To understand why this promise of Jesus was so radical, one must understand how religious Jews viewed Gentiles in the first century. Gentiles were unclean and pious Jews were to have no dealings with them. Jesus was often criticized for ministering to Gentiles or to Samaritans—who practiced a syncretistic version of Judaism—by the religious leaders of his day. This background also gives understanding for a conflict in the earliest Christian community in which the Hellenistic Jews (Jews from Greece) were angry at the native Hebrews for overlooking their widows in the serving of food.(1) Jews from outside of Israel were not always afforded treatment as equals.

But, the promise of Pentecost and the movement of the Spirit would push outward even further. In the strange vision of a great sheet covered with unclean animals that appeared to the disciple Peter, as recorded in Acts 10, Peter is commanded to “kill and eat” what would have defiled him according to Jewish law. Understandably, Peter protests; “By no means, Lord, for I have never eaten anything unholy and unclean!” This was not merely a protest against a new dietary law; Peter could not conceive of the movement of the gospel to those formerly considered unclean. The narrative tells the reader that at the same time of this vision Cornelius, a Roman solider, was praying—praying as it turned out for Peter, his reluctant evangelist.

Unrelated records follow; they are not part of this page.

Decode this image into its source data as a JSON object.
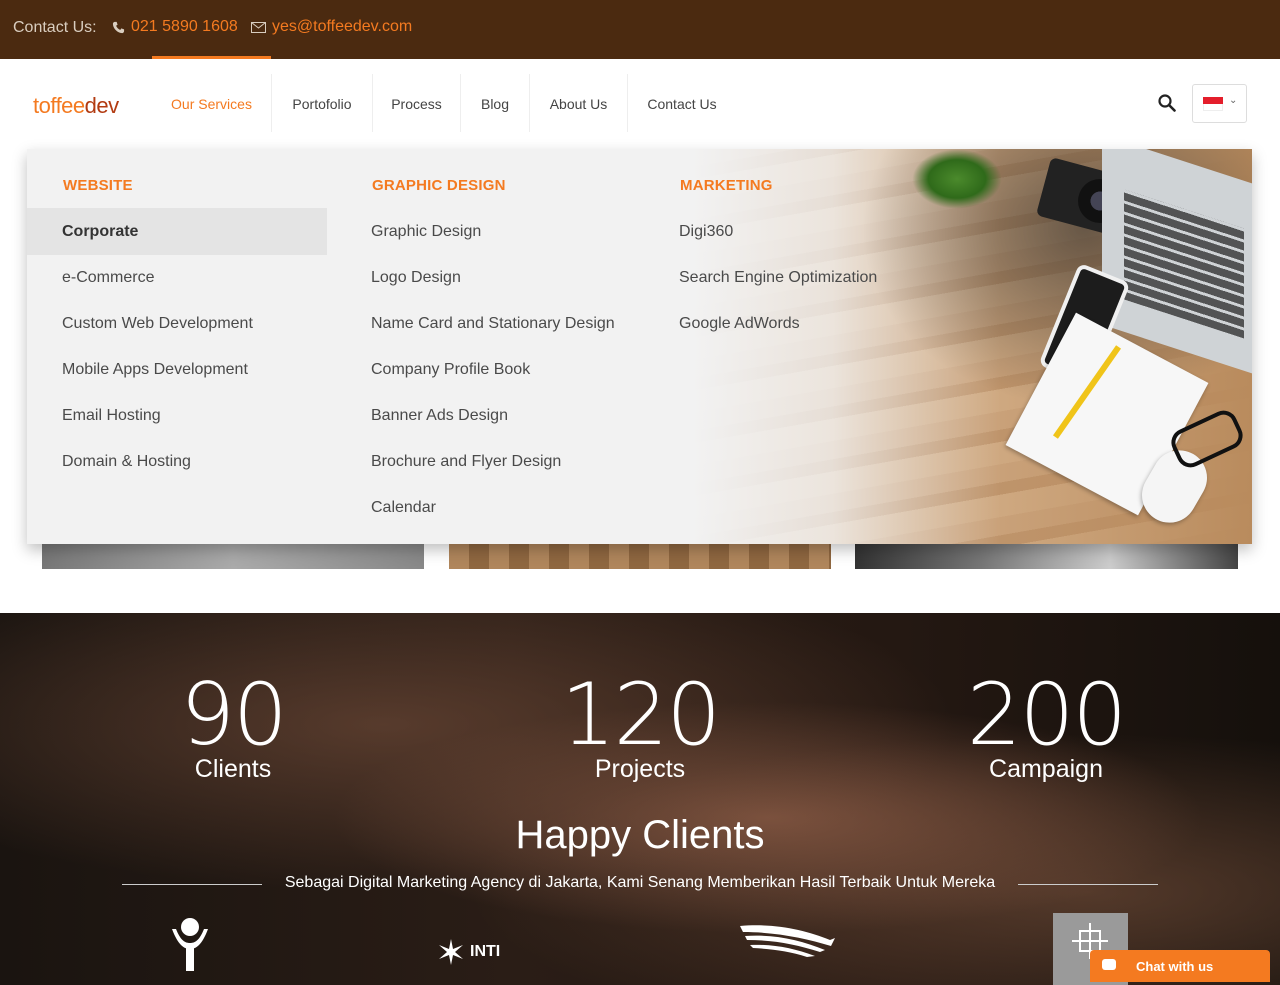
{
  "topbar": {
    "contact_label": "Contact Us:",
    "phone": "021 5890 1608",
    "email": "yes@toffeedev.com"
  },
  "logo": {
    "part1": "toffee",
    "part2": "dev"
  },
  "nav": {
    "items": [
      {
        "label": "Our Services",
        "active": true
      },
      {
        "label": "Portofolio"
      },
      {
        "label": "Process"
      },
      {
        "label": "Blog"
      },
      {
        "label": "About Us"
      },
      {
        "label": "Contact Us"
      }
    ]
  },
  "header": {
    "search_icon": "search-icon",
    "language": "Indonesia flag"
  },
  "mega_menu": {
    "columns": [
      {
        "title": "WEBSITE",
        "items": [
          "Corporate",
          "e-Commerce",
          "Custom Web Development",
          "Mobile Apps Development",
          "Email Hosting",
          "Domain & Hosting"
        ],
        "highlighted": "Corporate"
      },
      {
        "title": "GRAPHIC DESIGN",
        "items": [
          "Graphic Design",
          "Logo Design",
          "Name Card and Stationary Design",
          "Company Profile Book",
          "Banner Ads Design",
          "Brochure and Flyer Design",
          "Calendar"
        ]
      },
      {
        "title": "MARKETING",
        "items": [
          "Digi360",
          "Search Engine Optimization",
          "Google AdWords"
        ]
      }
    ]
  },
  "stats": [
    {
      "number": "90",
      "label": "Clients"
    },
    {
      "number": "120",
      "label": "Projects"
    },
    {
      "number": "200",
      "label": "Campaign"
    }
  ],
  "happy_clients": {
    "title": "Happy Clients",
    "subtitle": "Sebagai Digital Marketing Agency di Jakarta, Kami Senang Memberikan Hasil Terbaik Untuk Mereka",
    "logos": [
      "imamatek",
      "INTI International University & Colleges",
      "Garuda Indonesia",
      "MARC"
    ]
  },
  "chat": {
    "label": "Chat with us"
  },
  "colors": {
    "accent": "#f47a20",
    "topbar": "#4b2a10"
  }
}
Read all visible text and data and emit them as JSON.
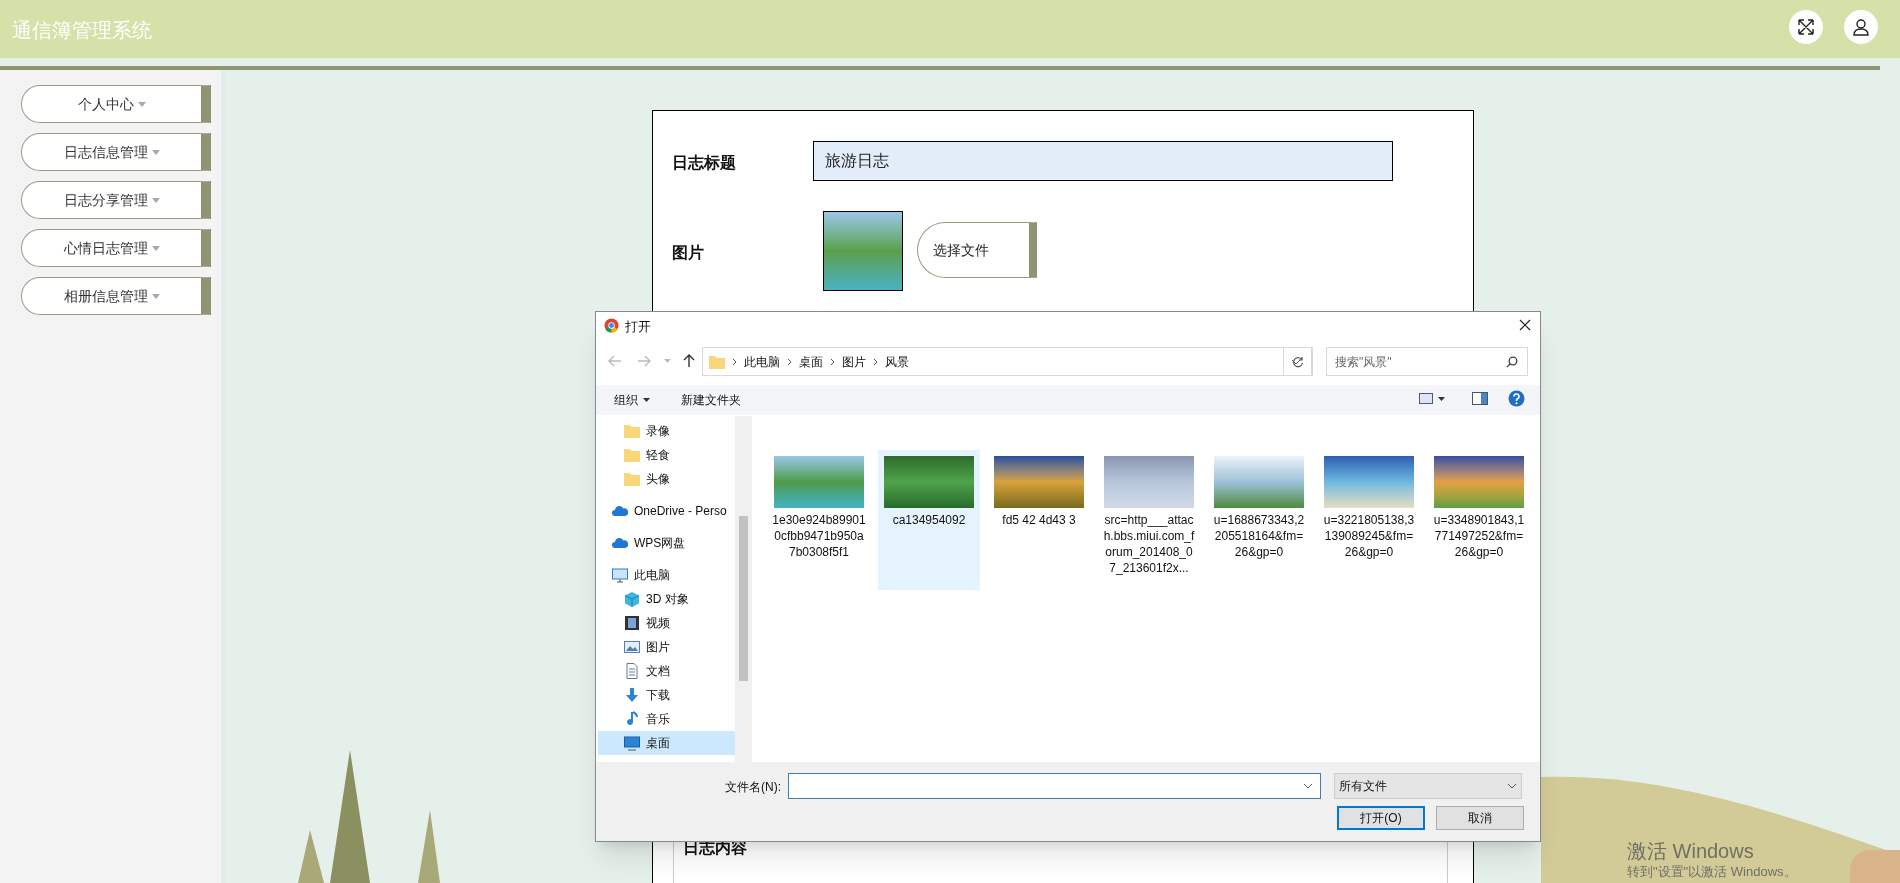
{
  "header": {
    "title": "通信簿管理系统"
  },
  "sidebar": {
    "items": [
      {
        "label": "个人中心"
      },
      {
        "label": "日志信息管理"
      },
      {
        "label": "日志分享管理"
      },
      {
        "label": "心情日志管理"
      },
      {
        "label": "相册信息管理"
      }
    ]
  },
  "form": {
    "fields": [
      {
        "kind": "text",
        "label": "日志标题",
        "value": "旅游日志"
      },
      {
        "kind": "image",
        "label": "图片",
        "button": "选择文件"
      }
    ],
    "content_label": "日志内容"
  },
  "dialog": {
    "title": "打开",
    "path": [
      "此电脑",
      "桌面",
      "图片",
      "风景"
    ],
    "search_placeholder": "搜索\"风景\"",
    "toolbar": {
      "organize": "组织",
      "new_folder": "新建文件夹"
    },
    "nav_tree": [
      {
        "children": [
          {
            "kind": "folder",
            "label": "录像",
            "selected": false
          },
          {
            "kind": "folder",
            "label": "轻食",
            "selected": false
          },
          {
            "kind": "folder",
            "label": "头像",
            "selected": false
          }
        ]
      },
      {
        "kind": "cloud",
        "label": "OneDrive - Perso",
        "selected": false
      },
      {
        "kind": "cloud",
        "label": "WPS网盘",
        "selected": false
      },
      {
        "kind": "pc",
        "label": "此电脑",
        "selected": false,
        "children": [
          {
            "kind": "cube",
            "label": "3D 对象",
            "selected": false
          },
          {
            "kind": "video",
            "label": "视频",
            "selected": false
          },
          {
            "kind": "picture",
            "label": "图片",
            "selected": false
          },
          {
            "kind": "doc",
            "label": "文档",
            "selected": false
          },
          {
            "kind": "download",
            "label": "下载",
            "selected": false
          },
          {
            "kind": "music",
            "label": "音乐",
            "selected": false
          },
          {
            "kind": "desktop",
            "label": "桌面",
            "selected": true
          }
        ]
      }
    ],
    "files": [
      {
        "name": "1e30e924b899010cfbb9471b950a7b0308f5f1",
        "selected": false
      },
      {
        "name": "ca134954092",
        "selected": true
      },
      {
        "name": "fd5 42 4d43 3",
        "selected": false
      },
      {
        "name": "src=http___attach.bbs.miui.com_forum_201408_07_213601f2x...",
        "selected": false
      },
      {
        "name": "u=1688673343,2205518164&fm=26&gp=0",
        "selected": false
      },
      {
        "name": "u=3221805138,3139089245&fm=26&gp=0",
        "selected": false
      },
      {
        "name": "u=3348901843,1771497252&fm=26&gp=0",
        "selected": false
      }
    ],
    "filename_label": "文件名(N):",
    "filter": "所有文件",
    "buttons": [
      {
        "label": "打开(O)",
        "primary": true
      },
      {
        "label": "取消",
        "primary": false
      }
    ]
  },
  "os_notice": {
    "title": "激活 Windows",
    "subtitle": "转到\"设置\"以激活 Windows。"
  }
}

As a result of this vision, Peter later declares about the Gentiles, “I most certainly understand now that God is not one to show partiality, but in every nation the one who fears God and does what is right is welcome to God. The word which God sent to the sons of Israel, preaching peace through Jesus Christ…of him all the prophets bear witness that through his name everyone who believes in him receives forgiveness of sins.”(2)

Peter ministered to those who were considered outside the bounds of God’s grace. And when he returned to Jerusalem, the Jews took issue with him over his “eating with the uncircumcised.” Peter explained the events and the Jews eventually declared, “God has granted to the Gentiles also the repentance that leads to life.” The gospel had pushed outward beyond the walls of Jerusalem! In the words of the ancient Hebrew prophet Joel: “In the last days, God says, I will pour forth my Spirit on all people. Your sons and daughters will prophesy, and your young men will see visions, and your old men will dream dreams” (Joel 2:28-32).

The season of Pentecost asks all to consider the God who called Peter, and later Paul (who was Saul of Tarsus a self-described “Hebrew of Hebrews”) to be “apostles to the Gentiles.” This was a God who beckoned them to go beyond safe borders to those places and peoples deemed beyond the reach of the promises and plans of that God. Whether or not we acknowledge the season of Pentecost, we might wonder about all those we might be tempted to consider “Judeans or Samarians” or those “who dwell in the remotest parts of the earth.” The same Spirit who changed the world by changing the hearts and minds of a handful of disciples beckons still, pushing us outward beyond our own borders into the wideness of grace.

 

Margaret Manning Shull is a member of the writing and speaking team at Ravi Zacharias International Ministries in Bellingham, Washington.

 

(1) See Acts 6:1.
(2) Acts 10:34-36, 43.

 

 

 

The Greatest Story Ever Told, June 1, 2018 at the Zacharias Institute

Join Ravi Zacharias and a unique team of speakers and artists on June 1 at the RZIM Headquarters as we consider what it means that the gospel is a story: a true story that God tells and calls us into, one that has been told for centuries and continues to be told in ways we sometimes overlook.

At this event, you will experience this story of the gospel anew through multiple forms of art form from short story to spoken word. We invite you to step deeper into God’s story in order to further inhabit the good news we profess in everything we say and do.